“These programs are doing great work and directly help the people of Maryland and beyond,” said Dean Donald B. Tobin. “This funding will allow us to continue providing current services to the community, as well as add new ones.”
Maryland Carey Law is the Eastern Region headquarters for the Network for Public Health Law, an organization funded by the Robert Wood Johnson Foundation (RWJF) to provide legal assistance, resources, and opportunities to build connections for local, tribal, state, and federal public health officials. The Eastern Region receives $500,000 annually from RWJF and employs several Maryland Carey Law alumni.
A $75,000 grant awarded from the Centers for Disease Control and Prevention (CDC) will allow the Network to work in partnership with Change Lab Solutions and the National Alliance of State Pharmacy Associations to develop a case study of a state that modified the scopes of practice of different types of health care providers, and a toolkit to assist states that want to expand the use of collaborative practice agreements between physicians and pharmacists. A second grant from the CDC for $170,000 will assist the Network and its partner, Change Lab Solutions, with research into development and implementation of youth sports concussion laws, particularly state return-to-play laws.
The Network also has an arrangement with the Maryland Center of Excellence on Problem Gambling, housed at the University of Maryland, Baltimore’s School of Medicine, through which the Center supports 50 percent of the salary and expenses of a Fellow position, a Maryland Carey graduate.

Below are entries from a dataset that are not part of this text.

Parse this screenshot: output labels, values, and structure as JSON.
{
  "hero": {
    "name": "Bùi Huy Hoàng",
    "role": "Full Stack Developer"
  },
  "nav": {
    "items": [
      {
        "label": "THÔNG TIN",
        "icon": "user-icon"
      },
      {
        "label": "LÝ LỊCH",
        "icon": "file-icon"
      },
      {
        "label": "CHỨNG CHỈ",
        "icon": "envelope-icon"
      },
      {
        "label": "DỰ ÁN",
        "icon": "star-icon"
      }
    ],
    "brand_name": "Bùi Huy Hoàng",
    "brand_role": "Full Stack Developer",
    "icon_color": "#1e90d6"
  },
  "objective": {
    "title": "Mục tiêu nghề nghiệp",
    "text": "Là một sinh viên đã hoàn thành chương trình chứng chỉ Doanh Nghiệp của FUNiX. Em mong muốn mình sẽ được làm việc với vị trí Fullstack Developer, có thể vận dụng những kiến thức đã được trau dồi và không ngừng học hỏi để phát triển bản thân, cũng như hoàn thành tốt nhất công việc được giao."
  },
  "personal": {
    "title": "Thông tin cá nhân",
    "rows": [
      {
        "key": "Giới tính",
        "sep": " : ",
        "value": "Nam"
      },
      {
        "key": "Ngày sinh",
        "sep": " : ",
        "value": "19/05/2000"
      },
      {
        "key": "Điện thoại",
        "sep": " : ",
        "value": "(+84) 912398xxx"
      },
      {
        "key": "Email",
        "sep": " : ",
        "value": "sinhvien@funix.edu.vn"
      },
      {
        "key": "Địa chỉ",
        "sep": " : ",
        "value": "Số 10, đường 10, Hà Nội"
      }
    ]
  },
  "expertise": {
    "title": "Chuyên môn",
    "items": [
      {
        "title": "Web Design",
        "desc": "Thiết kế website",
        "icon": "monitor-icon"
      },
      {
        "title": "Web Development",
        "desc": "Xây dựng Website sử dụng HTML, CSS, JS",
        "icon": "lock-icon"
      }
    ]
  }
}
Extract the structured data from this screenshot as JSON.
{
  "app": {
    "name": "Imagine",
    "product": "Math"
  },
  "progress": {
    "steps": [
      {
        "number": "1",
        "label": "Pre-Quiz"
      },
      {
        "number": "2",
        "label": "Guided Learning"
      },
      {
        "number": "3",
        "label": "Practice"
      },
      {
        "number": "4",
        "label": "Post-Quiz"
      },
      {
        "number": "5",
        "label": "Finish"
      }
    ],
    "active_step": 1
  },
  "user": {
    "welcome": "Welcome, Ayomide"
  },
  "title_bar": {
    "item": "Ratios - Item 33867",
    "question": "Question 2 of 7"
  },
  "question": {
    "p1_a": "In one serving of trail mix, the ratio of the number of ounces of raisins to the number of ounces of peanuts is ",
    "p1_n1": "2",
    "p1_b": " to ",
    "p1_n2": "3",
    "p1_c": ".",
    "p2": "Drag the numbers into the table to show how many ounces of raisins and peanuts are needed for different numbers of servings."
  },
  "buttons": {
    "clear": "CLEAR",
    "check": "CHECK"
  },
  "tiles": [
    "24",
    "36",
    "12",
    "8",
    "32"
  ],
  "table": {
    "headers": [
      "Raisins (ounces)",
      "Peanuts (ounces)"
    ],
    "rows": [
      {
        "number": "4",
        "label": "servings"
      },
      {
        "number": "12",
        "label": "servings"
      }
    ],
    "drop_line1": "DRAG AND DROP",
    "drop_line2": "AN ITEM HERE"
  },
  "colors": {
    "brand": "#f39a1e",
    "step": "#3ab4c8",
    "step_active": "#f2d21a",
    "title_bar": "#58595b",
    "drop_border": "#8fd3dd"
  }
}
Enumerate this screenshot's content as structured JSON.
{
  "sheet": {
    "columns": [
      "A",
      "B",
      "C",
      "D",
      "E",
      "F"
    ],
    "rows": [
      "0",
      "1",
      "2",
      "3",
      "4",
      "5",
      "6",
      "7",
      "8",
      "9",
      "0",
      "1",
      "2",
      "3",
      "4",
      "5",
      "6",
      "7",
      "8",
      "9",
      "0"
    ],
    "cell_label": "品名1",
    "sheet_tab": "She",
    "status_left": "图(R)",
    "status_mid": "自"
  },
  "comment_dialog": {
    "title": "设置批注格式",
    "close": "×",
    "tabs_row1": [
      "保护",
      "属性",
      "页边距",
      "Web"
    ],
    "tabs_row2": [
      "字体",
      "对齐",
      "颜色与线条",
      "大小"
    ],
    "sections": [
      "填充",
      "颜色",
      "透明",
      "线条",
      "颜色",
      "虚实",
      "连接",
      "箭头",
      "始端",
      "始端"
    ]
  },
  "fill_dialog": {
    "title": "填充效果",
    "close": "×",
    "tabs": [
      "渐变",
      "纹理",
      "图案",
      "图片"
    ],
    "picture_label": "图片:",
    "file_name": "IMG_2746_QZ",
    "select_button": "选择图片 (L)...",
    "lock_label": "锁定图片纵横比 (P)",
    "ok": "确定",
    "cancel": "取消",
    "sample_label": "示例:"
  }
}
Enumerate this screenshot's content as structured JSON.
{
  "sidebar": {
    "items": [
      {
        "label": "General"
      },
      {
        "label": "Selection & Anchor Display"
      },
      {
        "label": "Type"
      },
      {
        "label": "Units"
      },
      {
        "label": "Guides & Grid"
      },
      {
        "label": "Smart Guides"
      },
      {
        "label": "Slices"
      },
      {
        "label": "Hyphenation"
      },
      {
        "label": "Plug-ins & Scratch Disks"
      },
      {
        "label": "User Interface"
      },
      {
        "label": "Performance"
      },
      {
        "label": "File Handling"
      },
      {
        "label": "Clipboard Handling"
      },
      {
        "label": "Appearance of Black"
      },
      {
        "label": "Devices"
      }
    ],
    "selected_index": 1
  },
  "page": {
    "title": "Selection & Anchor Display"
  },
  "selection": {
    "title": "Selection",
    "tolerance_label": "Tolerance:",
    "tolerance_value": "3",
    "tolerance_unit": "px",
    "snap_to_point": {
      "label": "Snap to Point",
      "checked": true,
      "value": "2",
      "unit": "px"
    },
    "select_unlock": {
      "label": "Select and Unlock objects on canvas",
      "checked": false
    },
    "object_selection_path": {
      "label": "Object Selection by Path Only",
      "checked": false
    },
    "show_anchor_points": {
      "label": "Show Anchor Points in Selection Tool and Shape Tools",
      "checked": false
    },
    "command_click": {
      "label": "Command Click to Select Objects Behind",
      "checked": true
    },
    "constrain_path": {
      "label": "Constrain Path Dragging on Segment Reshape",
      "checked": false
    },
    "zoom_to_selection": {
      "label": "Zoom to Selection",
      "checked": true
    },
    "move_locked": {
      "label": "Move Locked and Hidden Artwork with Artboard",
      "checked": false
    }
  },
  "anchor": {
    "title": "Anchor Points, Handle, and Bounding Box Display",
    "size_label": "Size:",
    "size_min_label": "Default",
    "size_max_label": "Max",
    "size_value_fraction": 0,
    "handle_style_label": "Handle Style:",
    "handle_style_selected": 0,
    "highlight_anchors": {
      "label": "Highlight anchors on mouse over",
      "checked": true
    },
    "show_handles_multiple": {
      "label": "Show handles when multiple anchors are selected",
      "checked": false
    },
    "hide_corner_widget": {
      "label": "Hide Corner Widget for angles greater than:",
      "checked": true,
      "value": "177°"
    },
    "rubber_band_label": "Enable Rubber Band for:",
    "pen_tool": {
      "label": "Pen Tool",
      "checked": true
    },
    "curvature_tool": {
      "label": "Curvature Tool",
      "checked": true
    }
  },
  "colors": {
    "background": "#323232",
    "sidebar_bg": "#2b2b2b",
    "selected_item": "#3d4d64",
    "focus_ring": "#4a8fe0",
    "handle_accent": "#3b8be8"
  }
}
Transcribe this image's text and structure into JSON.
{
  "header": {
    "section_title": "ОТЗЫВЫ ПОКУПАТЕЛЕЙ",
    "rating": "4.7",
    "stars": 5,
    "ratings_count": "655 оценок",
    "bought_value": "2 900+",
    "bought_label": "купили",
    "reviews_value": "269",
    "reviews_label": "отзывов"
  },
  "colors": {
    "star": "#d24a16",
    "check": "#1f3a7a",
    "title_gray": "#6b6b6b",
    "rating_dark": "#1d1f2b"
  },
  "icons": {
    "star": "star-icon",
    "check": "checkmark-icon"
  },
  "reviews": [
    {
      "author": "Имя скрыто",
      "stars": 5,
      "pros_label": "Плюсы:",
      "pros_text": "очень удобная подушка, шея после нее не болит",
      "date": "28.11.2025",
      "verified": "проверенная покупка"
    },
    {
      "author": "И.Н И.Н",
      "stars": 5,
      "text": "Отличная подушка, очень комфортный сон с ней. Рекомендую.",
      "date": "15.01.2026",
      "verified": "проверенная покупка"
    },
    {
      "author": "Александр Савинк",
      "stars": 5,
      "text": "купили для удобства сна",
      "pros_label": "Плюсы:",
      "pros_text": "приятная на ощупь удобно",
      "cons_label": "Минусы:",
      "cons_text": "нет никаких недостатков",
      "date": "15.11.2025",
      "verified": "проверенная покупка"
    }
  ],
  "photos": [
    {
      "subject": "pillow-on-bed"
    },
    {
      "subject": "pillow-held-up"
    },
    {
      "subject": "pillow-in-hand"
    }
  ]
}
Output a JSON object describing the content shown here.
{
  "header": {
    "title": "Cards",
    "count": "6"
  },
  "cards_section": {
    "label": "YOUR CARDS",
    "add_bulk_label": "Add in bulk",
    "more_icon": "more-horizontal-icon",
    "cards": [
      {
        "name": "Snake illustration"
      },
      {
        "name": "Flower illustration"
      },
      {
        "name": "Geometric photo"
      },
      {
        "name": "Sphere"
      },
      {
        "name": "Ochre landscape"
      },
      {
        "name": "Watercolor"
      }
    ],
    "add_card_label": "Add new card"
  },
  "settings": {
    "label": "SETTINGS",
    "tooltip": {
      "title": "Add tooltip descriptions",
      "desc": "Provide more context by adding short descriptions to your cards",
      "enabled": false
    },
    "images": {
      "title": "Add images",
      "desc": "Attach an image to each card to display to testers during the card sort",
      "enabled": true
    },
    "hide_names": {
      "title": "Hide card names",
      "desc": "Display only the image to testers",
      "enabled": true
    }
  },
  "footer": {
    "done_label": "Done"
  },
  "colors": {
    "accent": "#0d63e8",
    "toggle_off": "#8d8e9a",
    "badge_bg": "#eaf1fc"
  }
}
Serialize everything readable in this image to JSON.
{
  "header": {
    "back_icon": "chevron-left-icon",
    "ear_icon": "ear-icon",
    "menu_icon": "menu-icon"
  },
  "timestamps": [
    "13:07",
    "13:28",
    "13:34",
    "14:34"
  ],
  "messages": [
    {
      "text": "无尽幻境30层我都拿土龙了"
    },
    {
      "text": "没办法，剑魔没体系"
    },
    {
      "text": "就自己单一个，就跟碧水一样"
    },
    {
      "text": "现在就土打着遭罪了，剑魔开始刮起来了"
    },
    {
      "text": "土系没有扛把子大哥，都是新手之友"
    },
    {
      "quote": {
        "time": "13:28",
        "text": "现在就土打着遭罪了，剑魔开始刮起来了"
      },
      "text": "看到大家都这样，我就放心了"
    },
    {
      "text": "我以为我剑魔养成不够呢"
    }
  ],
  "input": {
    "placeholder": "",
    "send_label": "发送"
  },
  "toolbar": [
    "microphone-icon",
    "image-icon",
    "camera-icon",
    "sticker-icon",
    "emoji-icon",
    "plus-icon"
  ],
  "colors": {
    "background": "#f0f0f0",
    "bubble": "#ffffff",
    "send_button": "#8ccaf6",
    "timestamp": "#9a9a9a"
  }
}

The Fellow is helping the Center understand the legal framework within which gambling policy may be developed in a manner that protects public health.
The Legal Resource Center will continue with its Tobacco Core grant that started in 2001 to provide pro bono legal technical assistance in Maryland on a range of public health issues, including tobacco and electronic smoking device regulation, injury prevention, and the reduction of hypertension and obesity. The $250,000 grant for the current fiscal year comes from the Maryland Department of Health and Mental Hygiene (DHMH).
The Center received special funding this year in response to Maryland’s failure to meet federal requirements on the sale of tobacco to minors. This work will be funded by the Center’s $150,000 Synar Amendment grant from DHMH.
Lastly, the Center will receive $30,000 from DHMH under the CDC’s Core Violence and Injury Prevention Program; DHMH receives funds from CDC and the Center is a sub-grantee, providing, since 2011, technical legal assistance and policy support to DHMH and injury prevention specialists across the state.